This has had several consequences. One, lending documentation has emerged as an alternative source of revenue for the Class 1 contractors who, one of them said, charge 2%-5% for lending their name to projects. Two, with the unregistered contractors retaining, say, 10% as profit margin, the projects are being built for 70% or less of the initial estimate.

The final fallout? The quality of the roads suffers. “Work is given to an experienced company but is done by an inexperienced one,” said the senior PWD official. “No one completes a project on time. In case they do not do these roads well, then potholes develop within the first year itself.” For its part, the PWD’s field staff, he said, is working closely with these inexperienced contractors trying to ensure the project comes out fine. “But some companies are willing to take advice, others aren’t.”

In any case, the reputational risk lies with the contractor who lent his name.

There is also corruption in the contracts party workers are not interested in. “We are facing problems because the Congress gives us a contract only if we agree to give them 1%-3%,” said a contractor. “We get a 2% margin but the demand is for 3%.”

That is then the pattern at work: Some projects are taken by companies like Sunshine. Others by state politicians. Little is left for the state contractors.

“I am now getting contracts where others do not dare to go – border areas – or where some contractor could not finish the work,” said a contractor. “I get incomplete work where anywhere between 10%-50% has been completed.”

The endgame

All this goes a long way to explain the state of Mizoram today.

Poorly-built roads require frequent repairs. If they are left rutted, that makes it harder for the locals to travel or to start businesses. The cost of transporting raw materials or finished goods, given poor roads, is high. During the rains, some roads are almost impassable.

There are other costs. When very few companies bid for projects, the government’s hands are tied. On occasion, tender documents have had to be revised.

Take the project to improve and upgrade the 88.5-km KDZKT Road (Khadacherra-Damcherra-Zamuang- Kawrtethawveng-Tuilutkawn Road). It was sanctioned at an estimated cost of Rs 134.7 crore in January 2013. However, only two companies placed a bid. The 2014-’15 Economic Policy details what happened next: “Since the lowest quoted rate by the agency is 33.35% above the approved cost. Revised DPR amounting to Rs 17.963.00 lakhs which is prepared based on the lowest tender rate is submitted for approval of NEC.”

That is one risk. Having very few bidders creates a risk of cartelisation. At the same time, rising political interference – of the kind seen in the PWD contracts – is one reason why politicians’ wealth is rising steeply. As Zodin Sanga, an activist with a local accountability and transparency NGO called PRISM says, “Our politicians’ assets rose by 600% between 2003 and 2008. And 400% between 2008 and 2013.”
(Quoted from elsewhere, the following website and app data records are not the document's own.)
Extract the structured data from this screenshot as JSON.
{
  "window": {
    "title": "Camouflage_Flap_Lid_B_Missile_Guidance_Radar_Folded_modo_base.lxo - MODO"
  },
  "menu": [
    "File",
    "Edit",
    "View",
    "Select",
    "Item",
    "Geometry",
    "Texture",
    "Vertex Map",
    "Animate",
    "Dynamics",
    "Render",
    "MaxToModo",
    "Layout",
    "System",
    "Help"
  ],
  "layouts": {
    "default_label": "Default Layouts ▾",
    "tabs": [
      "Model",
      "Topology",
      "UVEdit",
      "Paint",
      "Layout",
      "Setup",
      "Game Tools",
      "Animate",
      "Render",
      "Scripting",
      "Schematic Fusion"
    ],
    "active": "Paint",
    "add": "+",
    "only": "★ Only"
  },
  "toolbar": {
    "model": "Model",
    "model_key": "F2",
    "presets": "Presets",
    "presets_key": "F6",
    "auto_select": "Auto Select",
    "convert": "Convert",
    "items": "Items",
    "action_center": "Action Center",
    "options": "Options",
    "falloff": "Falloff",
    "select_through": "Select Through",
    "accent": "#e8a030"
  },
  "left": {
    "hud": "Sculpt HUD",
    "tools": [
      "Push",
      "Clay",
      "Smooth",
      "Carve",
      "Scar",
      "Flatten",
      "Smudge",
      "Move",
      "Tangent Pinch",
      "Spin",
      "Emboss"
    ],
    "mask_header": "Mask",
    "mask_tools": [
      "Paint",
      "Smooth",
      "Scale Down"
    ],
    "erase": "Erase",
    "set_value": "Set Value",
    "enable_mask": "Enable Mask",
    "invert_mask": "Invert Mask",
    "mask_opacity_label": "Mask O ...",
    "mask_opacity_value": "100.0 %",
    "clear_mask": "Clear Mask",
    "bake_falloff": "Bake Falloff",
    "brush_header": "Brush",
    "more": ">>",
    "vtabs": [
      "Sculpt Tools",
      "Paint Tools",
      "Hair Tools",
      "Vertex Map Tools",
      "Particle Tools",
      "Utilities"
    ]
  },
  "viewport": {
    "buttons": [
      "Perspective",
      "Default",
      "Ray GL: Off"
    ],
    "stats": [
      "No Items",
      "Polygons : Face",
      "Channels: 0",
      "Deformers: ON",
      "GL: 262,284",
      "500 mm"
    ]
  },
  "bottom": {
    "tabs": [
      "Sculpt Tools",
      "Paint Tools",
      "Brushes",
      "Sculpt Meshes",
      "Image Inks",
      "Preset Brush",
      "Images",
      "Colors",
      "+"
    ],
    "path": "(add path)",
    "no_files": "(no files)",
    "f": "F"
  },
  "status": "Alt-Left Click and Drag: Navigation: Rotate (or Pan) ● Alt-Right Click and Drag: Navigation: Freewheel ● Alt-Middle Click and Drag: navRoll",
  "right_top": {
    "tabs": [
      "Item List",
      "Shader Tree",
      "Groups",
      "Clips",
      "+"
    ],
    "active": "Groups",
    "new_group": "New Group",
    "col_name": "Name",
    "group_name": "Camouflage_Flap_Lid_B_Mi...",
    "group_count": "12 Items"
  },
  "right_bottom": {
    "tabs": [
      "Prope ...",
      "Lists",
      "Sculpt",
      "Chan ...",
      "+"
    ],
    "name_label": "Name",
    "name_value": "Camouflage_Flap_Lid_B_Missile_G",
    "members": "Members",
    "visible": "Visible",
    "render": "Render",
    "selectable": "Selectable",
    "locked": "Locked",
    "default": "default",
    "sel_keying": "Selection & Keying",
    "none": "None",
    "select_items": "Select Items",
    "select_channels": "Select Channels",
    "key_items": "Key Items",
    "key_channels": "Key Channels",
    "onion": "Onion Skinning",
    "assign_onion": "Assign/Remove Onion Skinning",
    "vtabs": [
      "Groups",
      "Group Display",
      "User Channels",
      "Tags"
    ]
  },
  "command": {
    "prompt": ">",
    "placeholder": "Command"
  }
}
A report from the Association for Democratic Reforms calculated asset growth for 36 Mizoram MLAs who contested in both the 2008 and 2013 elections and found an average growth in their self-declared assets of 217%. Take Lal Thanhawla. His assets grew by 311% between the 2008 and 2013 elections, rising from Rs 2.22 crore to Rs 9.15 crore. As for his brother Lalthanzara, his assets grew by 69% between the two elections – climbing from Rs 1.65 crore to Rs 2.8 crores.

These are related processes. On one hand, the politicians’ wealth has grown. On the other, the state’s ability to look after its most vulnerable has collapsed.

Corrections and clarifications: The amount of money Sunshine transferred to RZ Enterprise was misstated in a previous version of this article.